The bipartisan coalition of 39 state AGs worries a draft pain management report currently under consideration by the U.S. Department of Health and Human Services deviates from guidelines aimed at decreasing the risk of opioid misuse as set forth by the Centers for Disease Control and Prevention.
“Moving away from the CDC Guideline at this critical time would undermine ongoing legislative initiatives, as well as refinements to standards of medical care,” the National Association of Attorneys General letter dated March 31 states. “As a matter of public safety, there is simply no justification to move away from the CDC Guideline to encourage more liberal use of an ineffective treatment that causes nearly 50,000 deaths annually.”
The group of AGs expressed its concern in a letter to Dr. Vanila Singh, chief medical officer for the Office of the Assistant Secretary for Health at the U.S. Department of Health and Human Services.
Morrisey says the HHS draft pain management report suggests providers can rely solely on their judgment instead of consulting the CDC’s evidence-based recommendations.
In addition to their risk for addiction, the bipartisan NAAG letter says opioids can often be ineffective in managing pain.
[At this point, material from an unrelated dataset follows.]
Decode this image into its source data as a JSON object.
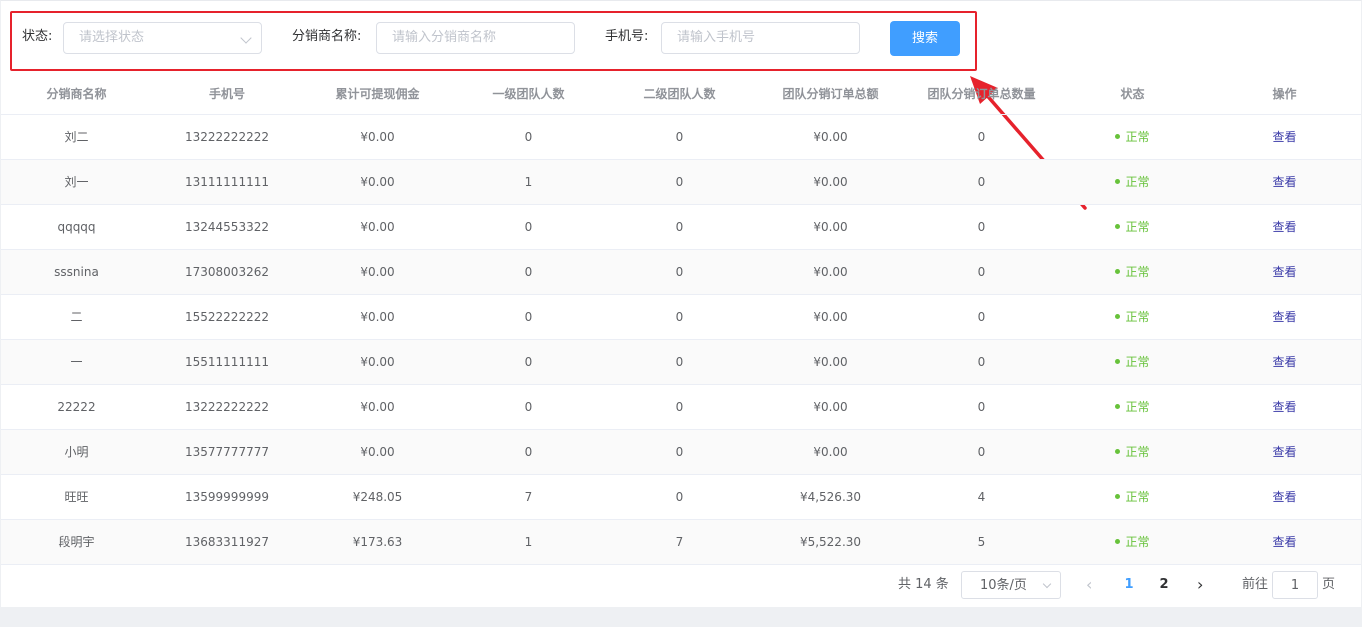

The letter includes several other concerns, including that HHS neither provides a reason for departing from evidence-based CDC guidelines, nor explicitly states that there is no completely safe opioid dosage.
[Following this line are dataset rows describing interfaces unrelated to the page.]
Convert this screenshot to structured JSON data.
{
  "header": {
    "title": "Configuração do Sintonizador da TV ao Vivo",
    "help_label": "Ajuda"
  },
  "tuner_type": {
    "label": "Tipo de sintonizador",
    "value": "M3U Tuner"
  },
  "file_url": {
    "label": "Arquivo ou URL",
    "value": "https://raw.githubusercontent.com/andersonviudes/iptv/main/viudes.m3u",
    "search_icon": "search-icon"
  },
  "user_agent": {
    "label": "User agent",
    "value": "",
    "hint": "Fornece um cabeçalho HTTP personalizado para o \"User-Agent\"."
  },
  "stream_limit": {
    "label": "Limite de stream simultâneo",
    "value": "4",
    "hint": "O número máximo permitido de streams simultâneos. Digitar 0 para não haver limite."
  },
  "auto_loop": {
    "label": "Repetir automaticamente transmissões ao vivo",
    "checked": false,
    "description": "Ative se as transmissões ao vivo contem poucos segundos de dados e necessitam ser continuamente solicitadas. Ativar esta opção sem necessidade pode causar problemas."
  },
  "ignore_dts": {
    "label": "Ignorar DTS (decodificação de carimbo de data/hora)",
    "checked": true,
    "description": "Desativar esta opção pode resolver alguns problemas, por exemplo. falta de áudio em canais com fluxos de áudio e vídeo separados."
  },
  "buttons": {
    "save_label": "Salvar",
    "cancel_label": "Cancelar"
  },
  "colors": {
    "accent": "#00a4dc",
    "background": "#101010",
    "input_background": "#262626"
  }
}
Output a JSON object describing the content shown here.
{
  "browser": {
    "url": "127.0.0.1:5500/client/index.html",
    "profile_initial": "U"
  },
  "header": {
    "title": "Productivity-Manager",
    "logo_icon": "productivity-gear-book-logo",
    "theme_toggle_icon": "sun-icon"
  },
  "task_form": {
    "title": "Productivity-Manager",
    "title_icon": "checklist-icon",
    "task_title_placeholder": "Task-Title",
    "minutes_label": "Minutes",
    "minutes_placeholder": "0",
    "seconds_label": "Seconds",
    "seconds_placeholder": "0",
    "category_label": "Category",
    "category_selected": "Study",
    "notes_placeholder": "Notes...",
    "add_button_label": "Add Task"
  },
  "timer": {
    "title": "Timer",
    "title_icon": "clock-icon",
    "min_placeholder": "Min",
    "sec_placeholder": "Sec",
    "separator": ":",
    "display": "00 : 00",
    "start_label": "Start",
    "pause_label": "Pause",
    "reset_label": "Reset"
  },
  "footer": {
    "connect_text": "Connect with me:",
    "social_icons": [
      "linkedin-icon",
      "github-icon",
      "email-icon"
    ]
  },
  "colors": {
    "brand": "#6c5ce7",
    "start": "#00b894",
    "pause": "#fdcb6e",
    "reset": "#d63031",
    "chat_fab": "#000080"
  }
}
"For many years, state attorneys general have been fighting the opioid crisis on numerous fronts, from protecting consumers against deceptive marketing of prescription opioids to closing pill mills," the letter states. "While this crisis continues, it is incomprehensible that officials would consider moving away from key components of the CDC Guideline for Prescribing Opioids for Chronic Pain ...
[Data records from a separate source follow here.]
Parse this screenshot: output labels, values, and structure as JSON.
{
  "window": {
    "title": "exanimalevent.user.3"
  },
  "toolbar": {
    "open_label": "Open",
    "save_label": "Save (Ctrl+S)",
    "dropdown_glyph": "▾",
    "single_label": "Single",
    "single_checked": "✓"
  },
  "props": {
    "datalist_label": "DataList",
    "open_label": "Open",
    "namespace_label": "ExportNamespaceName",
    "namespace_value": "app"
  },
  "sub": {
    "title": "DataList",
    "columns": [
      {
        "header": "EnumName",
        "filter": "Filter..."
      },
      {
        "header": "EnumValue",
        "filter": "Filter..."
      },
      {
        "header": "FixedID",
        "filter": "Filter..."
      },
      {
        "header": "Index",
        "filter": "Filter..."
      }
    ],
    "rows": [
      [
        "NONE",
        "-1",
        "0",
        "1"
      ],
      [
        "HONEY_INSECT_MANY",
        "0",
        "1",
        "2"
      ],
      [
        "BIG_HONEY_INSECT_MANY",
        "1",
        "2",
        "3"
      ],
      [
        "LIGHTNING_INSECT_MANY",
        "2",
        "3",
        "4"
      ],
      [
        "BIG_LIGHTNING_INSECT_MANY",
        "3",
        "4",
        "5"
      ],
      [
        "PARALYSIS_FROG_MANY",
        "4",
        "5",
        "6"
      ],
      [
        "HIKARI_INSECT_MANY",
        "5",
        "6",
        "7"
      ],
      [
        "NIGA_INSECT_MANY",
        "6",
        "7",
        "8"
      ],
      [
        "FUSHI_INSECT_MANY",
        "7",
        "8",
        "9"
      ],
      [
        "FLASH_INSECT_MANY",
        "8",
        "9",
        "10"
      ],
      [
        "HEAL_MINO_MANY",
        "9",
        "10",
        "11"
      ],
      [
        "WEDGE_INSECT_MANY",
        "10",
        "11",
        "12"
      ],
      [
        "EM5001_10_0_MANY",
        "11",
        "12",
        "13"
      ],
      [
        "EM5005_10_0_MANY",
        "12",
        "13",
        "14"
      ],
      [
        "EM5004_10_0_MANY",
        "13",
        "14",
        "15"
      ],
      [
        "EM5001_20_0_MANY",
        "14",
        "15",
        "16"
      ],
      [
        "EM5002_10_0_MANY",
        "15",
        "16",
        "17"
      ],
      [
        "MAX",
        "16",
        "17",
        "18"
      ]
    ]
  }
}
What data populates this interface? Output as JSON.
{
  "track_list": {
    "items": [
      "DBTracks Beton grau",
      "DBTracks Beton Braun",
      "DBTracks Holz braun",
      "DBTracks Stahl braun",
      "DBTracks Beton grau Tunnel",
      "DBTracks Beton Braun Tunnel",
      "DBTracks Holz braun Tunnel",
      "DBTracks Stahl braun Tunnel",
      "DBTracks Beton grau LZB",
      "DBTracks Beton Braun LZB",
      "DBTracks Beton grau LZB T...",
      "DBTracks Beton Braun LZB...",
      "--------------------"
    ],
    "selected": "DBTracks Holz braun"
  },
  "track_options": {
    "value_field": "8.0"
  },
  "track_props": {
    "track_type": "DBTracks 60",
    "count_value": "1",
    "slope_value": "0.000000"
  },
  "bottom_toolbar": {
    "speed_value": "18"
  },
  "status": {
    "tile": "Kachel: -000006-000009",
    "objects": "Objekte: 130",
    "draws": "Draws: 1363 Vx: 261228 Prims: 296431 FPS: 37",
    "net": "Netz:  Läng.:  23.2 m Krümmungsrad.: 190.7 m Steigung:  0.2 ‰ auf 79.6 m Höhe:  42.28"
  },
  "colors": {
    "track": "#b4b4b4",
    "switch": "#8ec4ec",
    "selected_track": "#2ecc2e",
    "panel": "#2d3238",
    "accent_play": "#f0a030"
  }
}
"The well-established risks associated with higher doses of opioids, prescriptions of longer duration, and concurrent prescriptions of opioids and benzodiazepines demand reasonable guidelines to inform appropriate decision-making.
"The Draft Report should be revised to clearly state that there is no completely safe opioid dose, and that higher doses are particularly – and predictably – risky."
The letter says that since the CDC guideline was issued, the evidence has continued to mount that opioids achieve limited pain relief for chronic noncancer pain and are often no better than other options for treating acute pain.
"As attorneys general we have witnessed the devastating effect of unfettered opioid manufacturing, distribution and prescribing on our public health, social services and criminal justice systems," the letter states. "The well-established risks associated with higher doses of opioids, prescriptions of longer duration, and concurrent prescriptions of opioids and benzodiazepines demand continued constraints.
"As a matter of public safety, there is simply no justification to move away from the CDC Guideline to encourage more liberal use of an ineffective treatment that causes nearly 50,000 deaths annually."
In West Virginia, Morrisey's office has developed a best practices toolkit for opioid prescribing and dispensing endorsed by more than 25 national and state stakeholders, and led a first-of-its-kind effort to empower doctors and pharmacists with the right to refuse opioid-based medication without fear of retaliation.
The AGs from Montana and Washington state led the NAAG letter, which also was signed by the AGs from Alaska, Colorado, Connecticut, Delaware, District of Columbia, Florida, Guam, Idaho, Illinois, Iowa, Kentucky, Maine, Maryland, Massachusetts, Minnesota, Mississippi, Nebraska, Nevada, New Hampshire, New Jersey, New Mexico, New York, North Carolina, North Dakota, Ohio, Oklahoma, Oregon, Pennsylvania, Puerto Rico, Rhode Island, South Carolina, South Dakota, Utah, Vermont, Virginia and Wyoming.